• **What to work on**: Answer with nothing except the number of lines in the listing that include the word "First".
:: Listed entries
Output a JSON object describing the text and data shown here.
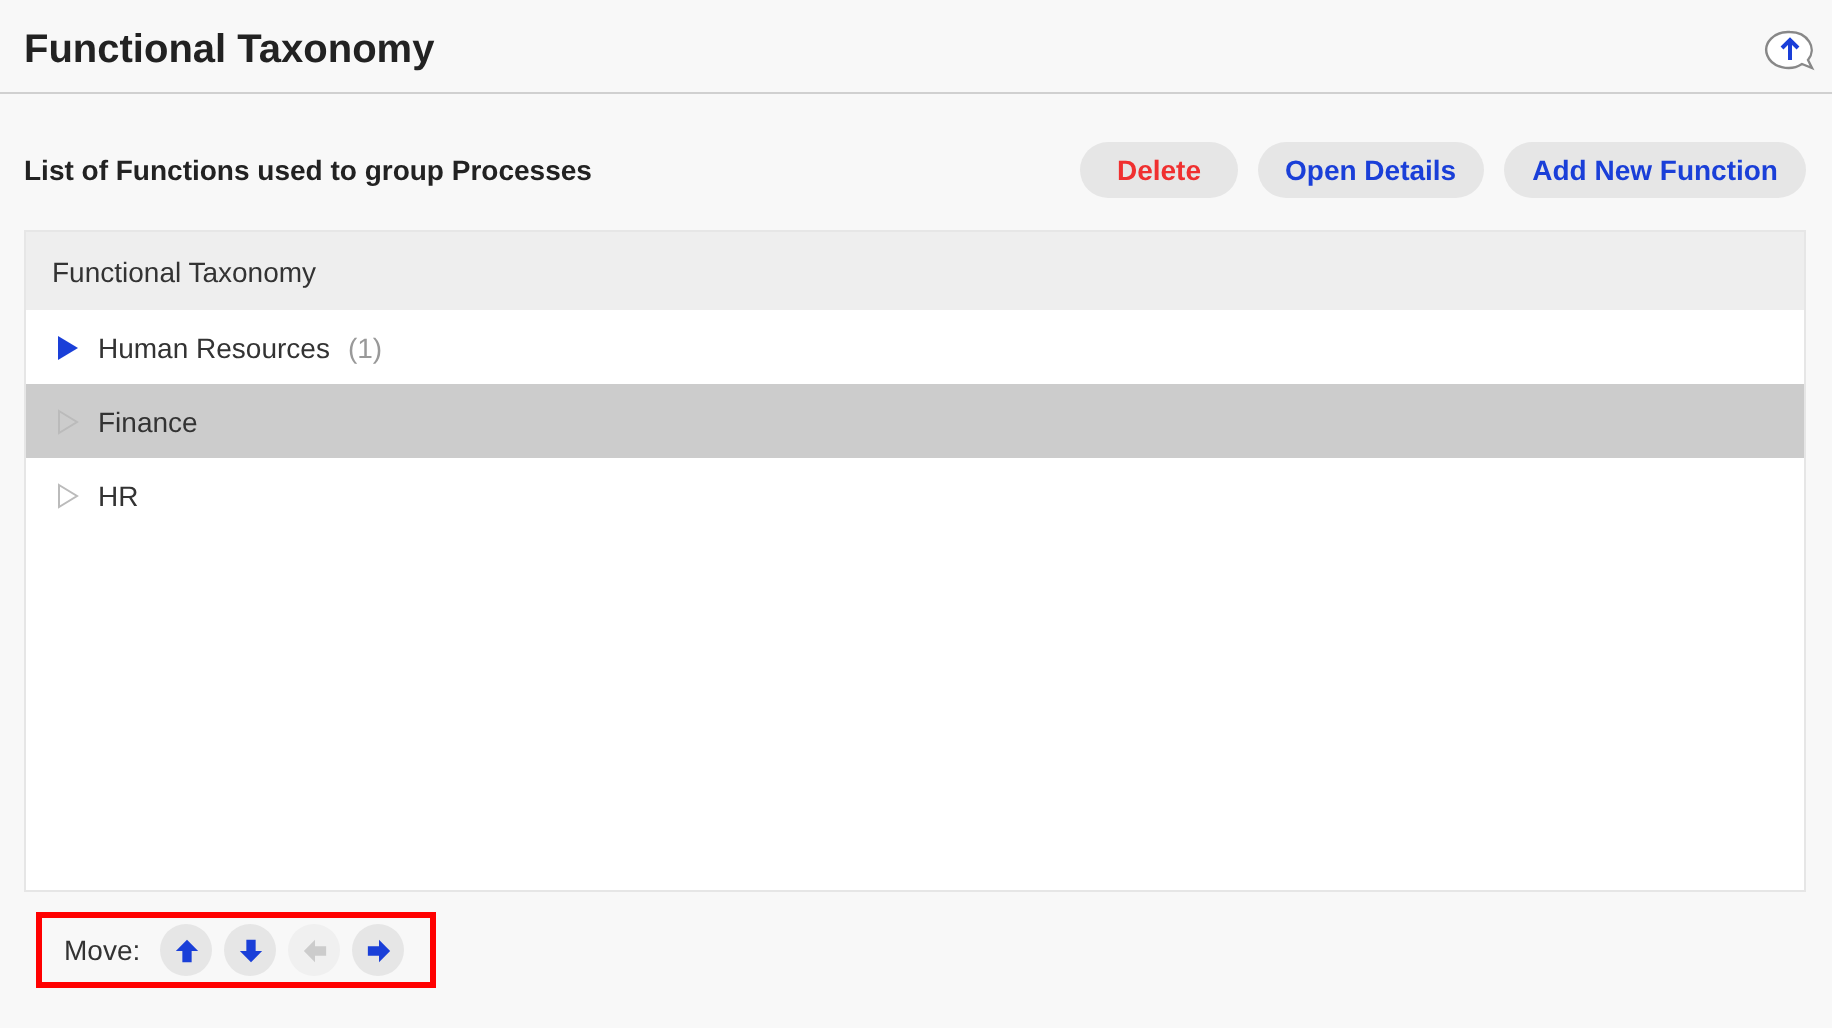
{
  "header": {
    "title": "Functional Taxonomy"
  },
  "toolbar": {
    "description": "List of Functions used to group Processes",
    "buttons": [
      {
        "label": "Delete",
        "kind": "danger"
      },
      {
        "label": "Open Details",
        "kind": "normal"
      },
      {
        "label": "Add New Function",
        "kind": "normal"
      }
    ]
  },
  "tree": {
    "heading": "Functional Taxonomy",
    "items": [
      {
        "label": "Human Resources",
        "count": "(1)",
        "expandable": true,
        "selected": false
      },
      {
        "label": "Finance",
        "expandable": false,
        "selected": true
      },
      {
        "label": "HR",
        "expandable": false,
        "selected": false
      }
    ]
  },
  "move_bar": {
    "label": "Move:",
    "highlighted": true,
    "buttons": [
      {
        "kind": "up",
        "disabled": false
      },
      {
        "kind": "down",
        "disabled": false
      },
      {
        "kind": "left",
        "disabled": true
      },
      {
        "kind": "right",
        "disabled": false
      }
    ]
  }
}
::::
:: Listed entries
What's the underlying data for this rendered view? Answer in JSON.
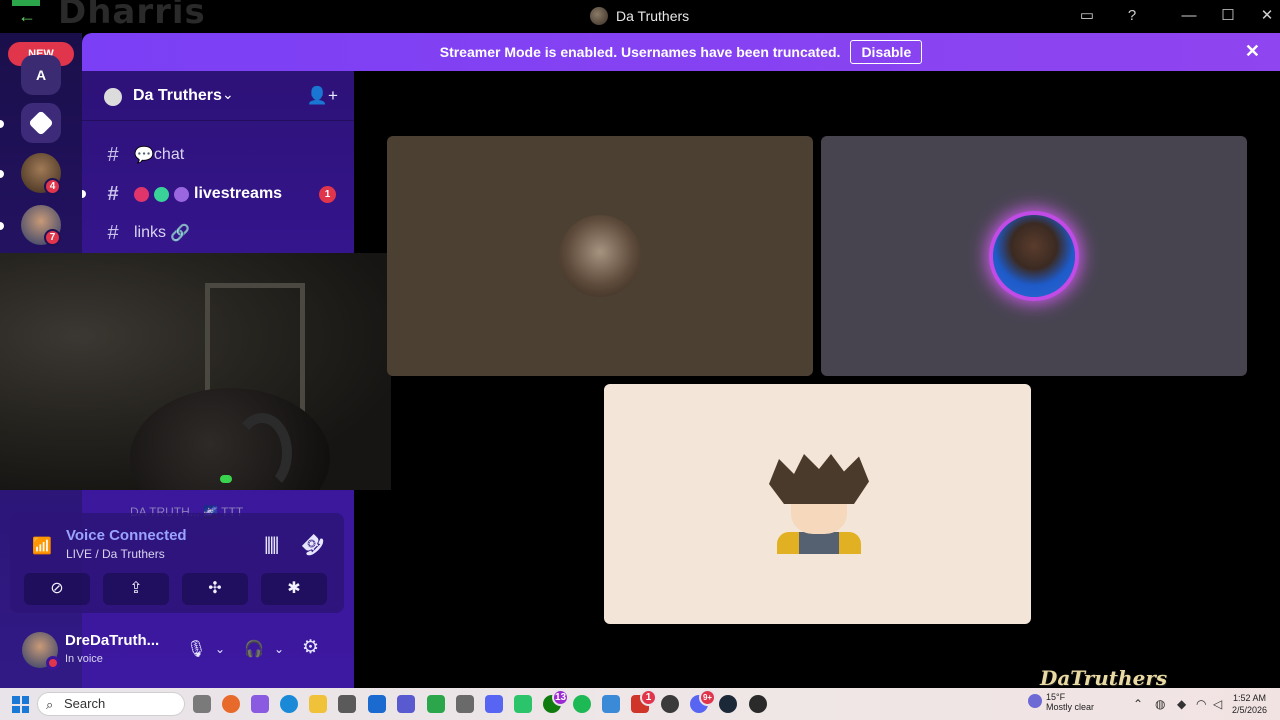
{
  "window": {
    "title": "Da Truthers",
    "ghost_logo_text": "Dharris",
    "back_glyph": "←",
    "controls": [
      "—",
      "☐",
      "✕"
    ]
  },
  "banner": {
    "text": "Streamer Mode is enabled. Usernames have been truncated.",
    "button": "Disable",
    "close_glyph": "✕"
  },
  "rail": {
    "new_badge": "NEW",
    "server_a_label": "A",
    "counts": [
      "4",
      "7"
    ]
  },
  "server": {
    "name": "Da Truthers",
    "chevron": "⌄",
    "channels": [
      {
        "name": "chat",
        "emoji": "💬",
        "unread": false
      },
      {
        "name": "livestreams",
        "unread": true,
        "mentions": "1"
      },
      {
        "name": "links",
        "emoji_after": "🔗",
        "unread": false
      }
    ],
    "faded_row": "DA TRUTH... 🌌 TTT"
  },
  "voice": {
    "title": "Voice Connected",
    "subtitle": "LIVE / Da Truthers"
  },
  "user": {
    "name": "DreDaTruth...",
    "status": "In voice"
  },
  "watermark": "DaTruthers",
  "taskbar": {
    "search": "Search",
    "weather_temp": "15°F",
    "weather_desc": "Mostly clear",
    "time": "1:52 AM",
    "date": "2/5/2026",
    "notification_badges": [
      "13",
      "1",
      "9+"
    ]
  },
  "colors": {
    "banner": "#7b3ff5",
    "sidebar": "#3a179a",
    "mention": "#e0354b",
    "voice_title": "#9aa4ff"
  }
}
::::
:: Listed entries
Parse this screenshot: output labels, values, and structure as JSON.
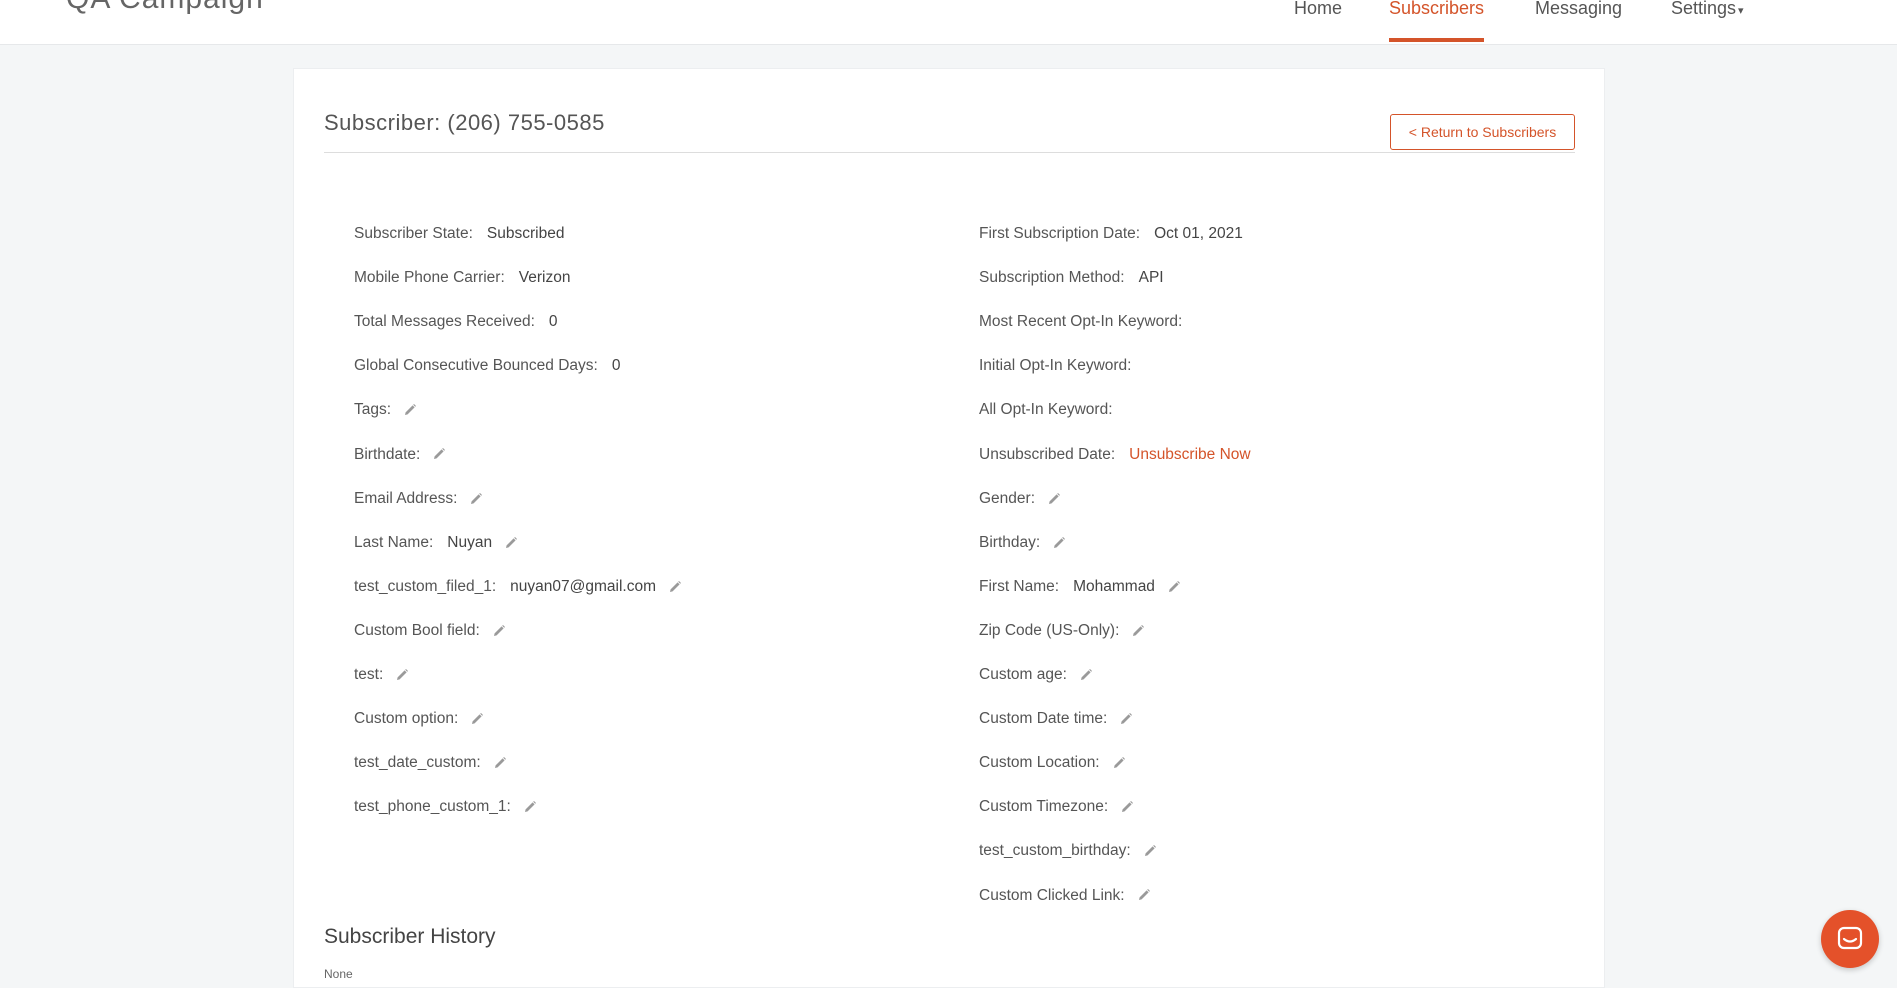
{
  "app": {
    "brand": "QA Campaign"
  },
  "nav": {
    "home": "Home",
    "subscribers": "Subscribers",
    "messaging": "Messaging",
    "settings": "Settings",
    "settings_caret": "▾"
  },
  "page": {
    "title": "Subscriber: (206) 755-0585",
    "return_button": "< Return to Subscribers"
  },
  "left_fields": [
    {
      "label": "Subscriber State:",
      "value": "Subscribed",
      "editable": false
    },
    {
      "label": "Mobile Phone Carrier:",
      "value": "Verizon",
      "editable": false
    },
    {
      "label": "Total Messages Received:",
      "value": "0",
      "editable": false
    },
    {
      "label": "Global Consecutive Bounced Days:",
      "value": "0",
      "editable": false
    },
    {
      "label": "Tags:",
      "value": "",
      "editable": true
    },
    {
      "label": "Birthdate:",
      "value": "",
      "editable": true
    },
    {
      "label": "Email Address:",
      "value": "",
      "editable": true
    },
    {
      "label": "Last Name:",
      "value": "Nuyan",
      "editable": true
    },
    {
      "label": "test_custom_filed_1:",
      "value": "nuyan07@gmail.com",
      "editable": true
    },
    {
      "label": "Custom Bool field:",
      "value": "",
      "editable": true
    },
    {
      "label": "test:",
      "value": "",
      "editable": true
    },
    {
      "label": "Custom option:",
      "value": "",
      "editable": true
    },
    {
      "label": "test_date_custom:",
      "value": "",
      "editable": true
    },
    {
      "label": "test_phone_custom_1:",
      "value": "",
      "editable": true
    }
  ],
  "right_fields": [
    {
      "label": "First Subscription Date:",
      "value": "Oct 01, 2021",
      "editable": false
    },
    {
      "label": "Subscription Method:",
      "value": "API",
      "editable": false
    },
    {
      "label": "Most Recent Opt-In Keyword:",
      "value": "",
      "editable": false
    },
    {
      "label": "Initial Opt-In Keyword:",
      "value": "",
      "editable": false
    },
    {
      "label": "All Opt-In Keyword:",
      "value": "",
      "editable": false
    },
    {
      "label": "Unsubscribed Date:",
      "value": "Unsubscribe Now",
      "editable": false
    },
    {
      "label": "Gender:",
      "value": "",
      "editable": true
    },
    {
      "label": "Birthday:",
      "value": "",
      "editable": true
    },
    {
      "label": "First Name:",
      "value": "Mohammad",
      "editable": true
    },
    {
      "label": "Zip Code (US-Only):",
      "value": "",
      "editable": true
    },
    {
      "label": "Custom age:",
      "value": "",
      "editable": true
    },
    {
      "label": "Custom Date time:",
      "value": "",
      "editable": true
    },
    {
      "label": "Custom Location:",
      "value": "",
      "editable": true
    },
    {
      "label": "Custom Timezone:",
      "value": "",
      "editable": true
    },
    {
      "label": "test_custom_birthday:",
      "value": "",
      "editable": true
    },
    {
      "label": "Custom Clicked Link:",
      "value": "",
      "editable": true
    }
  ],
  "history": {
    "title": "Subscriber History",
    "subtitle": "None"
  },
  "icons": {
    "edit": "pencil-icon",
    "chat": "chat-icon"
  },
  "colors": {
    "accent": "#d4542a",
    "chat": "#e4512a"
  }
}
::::
• **Exercise result**: 2